The use of racist covenants gained traction following the 1934 Federal Housing Act which itself marked the origin of redlining. To encourage banks to make housing loans during the Great Depression, city maps were created that purported to show neighborhoods that would be “safe” to invest in, which were marked in green; those that were considered risky due to the presence of people of color were marked in red, hence the the term “redlining.” Based on these maps, Black families were denied home loans, and covenants became more popular as developers sought to prevent the integration of the neighborhoods they were creating so as to protect the ability of future buyers to obtain loans and “maintain property values.” (Wikipedia)

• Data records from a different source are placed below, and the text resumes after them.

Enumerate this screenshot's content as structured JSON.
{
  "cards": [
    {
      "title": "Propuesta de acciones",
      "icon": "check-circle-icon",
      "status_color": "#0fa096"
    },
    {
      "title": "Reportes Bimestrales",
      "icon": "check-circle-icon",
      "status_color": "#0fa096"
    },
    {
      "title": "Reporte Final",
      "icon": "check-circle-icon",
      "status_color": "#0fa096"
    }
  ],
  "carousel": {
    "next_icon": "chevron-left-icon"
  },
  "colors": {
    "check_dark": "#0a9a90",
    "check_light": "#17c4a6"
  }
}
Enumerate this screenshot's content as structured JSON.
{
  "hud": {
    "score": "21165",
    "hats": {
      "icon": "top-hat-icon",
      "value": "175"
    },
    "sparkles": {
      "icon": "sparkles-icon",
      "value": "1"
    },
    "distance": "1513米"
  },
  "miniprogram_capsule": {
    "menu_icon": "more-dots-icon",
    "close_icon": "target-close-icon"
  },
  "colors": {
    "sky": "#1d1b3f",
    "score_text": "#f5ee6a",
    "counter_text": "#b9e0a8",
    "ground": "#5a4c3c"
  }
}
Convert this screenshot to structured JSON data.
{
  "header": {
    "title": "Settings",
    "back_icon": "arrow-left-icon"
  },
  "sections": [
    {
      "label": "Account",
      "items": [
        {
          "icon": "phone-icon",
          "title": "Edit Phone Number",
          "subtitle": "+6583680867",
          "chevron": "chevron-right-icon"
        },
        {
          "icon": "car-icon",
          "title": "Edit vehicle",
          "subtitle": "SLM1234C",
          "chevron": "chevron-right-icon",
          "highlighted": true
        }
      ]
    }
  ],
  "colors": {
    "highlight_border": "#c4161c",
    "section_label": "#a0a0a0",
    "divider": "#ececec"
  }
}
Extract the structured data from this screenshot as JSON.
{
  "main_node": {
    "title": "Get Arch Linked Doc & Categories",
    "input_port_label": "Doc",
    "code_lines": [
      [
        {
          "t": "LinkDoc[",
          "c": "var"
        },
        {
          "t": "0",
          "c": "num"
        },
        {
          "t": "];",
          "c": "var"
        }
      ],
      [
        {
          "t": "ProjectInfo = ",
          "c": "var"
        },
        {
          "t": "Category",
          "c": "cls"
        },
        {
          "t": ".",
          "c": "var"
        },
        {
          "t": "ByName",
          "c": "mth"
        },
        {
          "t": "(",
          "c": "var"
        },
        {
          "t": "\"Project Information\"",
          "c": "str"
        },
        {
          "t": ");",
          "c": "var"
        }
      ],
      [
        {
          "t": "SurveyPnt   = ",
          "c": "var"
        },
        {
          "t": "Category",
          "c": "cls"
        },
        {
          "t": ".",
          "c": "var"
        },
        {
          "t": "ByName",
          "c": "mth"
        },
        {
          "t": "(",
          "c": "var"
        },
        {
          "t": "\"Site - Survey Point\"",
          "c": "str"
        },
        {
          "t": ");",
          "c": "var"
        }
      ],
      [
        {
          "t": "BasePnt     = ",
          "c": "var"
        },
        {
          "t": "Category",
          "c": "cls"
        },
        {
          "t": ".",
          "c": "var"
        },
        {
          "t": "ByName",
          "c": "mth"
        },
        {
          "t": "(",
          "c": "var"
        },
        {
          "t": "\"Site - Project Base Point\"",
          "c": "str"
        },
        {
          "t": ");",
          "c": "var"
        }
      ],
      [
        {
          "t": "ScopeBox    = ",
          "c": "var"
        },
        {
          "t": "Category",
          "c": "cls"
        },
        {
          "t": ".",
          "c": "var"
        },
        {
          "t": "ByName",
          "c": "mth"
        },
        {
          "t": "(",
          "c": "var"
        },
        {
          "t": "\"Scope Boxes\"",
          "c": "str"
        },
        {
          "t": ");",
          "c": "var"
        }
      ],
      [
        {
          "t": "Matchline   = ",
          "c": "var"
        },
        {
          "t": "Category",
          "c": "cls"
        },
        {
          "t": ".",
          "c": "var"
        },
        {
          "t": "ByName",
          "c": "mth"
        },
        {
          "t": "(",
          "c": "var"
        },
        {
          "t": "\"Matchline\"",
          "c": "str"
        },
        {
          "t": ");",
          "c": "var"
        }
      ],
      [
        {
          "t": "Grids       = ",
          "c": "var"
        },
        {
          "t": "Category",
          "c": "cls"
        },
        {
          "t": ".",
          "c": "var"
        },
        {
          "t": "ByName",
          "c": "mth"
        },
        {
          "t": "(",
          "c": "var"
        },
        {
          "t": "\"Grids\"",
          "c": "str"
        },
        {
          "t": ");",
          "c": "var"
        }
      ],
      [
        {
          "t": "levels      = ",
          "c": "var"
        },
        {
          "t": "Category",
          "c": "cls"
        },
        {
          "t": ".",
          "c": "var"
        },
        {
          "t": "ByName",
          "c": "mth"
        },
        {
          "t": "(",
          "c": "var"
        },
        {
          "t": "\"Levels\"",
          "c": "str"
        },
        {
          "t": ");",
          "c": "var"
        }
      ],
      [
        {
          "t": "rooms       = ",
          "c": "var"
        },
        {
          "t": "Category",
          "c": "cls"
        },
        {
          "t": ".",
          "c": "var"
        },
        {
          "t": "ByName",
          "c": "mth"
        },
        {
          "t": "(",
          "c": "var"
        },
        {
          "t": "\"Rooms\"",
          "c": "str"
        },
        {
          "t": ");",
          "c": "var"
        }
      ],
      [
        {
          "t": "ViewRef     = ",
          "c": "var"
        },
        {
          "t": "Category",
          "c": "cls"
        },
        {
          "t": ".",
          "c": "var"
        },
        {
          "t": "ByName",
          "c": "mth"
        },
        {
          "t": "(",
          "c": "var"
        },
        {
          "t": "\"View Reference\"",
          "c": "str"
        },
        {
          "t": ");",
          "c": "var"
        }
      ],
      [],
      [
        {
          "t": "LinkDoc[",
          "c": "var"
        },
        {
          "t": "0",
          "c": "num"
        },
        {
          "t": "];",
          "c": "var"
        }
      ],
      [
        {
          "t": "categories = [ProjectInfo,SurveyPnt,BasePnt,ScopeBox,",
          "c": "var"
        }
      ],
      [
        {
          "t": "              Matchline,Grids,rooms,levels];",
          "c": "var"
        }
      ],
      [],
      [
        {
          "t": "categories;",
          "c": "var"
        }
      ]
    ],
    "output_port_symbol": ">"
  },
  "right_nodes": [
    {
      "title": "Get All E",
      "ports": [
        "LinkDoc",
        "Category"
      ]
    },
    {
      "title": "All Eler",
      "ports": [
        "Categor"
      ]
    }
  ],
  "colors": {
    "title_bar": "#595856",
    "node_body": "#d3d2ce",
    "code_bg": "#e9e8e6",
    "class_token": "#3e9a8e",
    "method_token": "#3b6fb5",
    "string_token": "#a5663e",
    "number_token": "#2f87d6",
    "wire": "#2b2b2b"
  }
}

While racial restrictive covenants were found legally unenforcable in 1948, they continued to be enforced socially. To this day, these covenants can be found in title deeds for homes all over the Seattle area, even though they are no longer legally enforceable. Redlining in all its permutations continues not only as a reality to this day; the legacy of redlining has had significant ramifications for Black families who have been denied the ability to grow wealth through homeownership. The 1968 passage of title VIII-IX of the Civil Rights Act created more legal clarity around housing discrimination as well as some mechanisms for enforcement of federal fair housing law but the legacy of segregation and discrimination still persists. 

Seattle has the reputation today as a center of liberal and progressive politics, but in actuality it remains significantly impacted by institutionalized racism, from policing to the schools to housing patterns–all issues on which Edwin Pratt and his colleagues in the CACRC fought. Following a long history of housing segregation based on redlining and racist covenants, today people of color are being driven out of the Central Area and South Seattle due to skyrocketing increases in rents and home prices along with policies of gentrification in which existing affordable housing is being destroyed to make way for higher cost units. 

As the struggle continues to end racist police impunity and to attain educational equity and just and affordable housing in the 21st century, we must recall the history of institutional racism, understand its ongoing practice and uplift the memory of those like Edwin Pratt  on whose shoulders we stand today.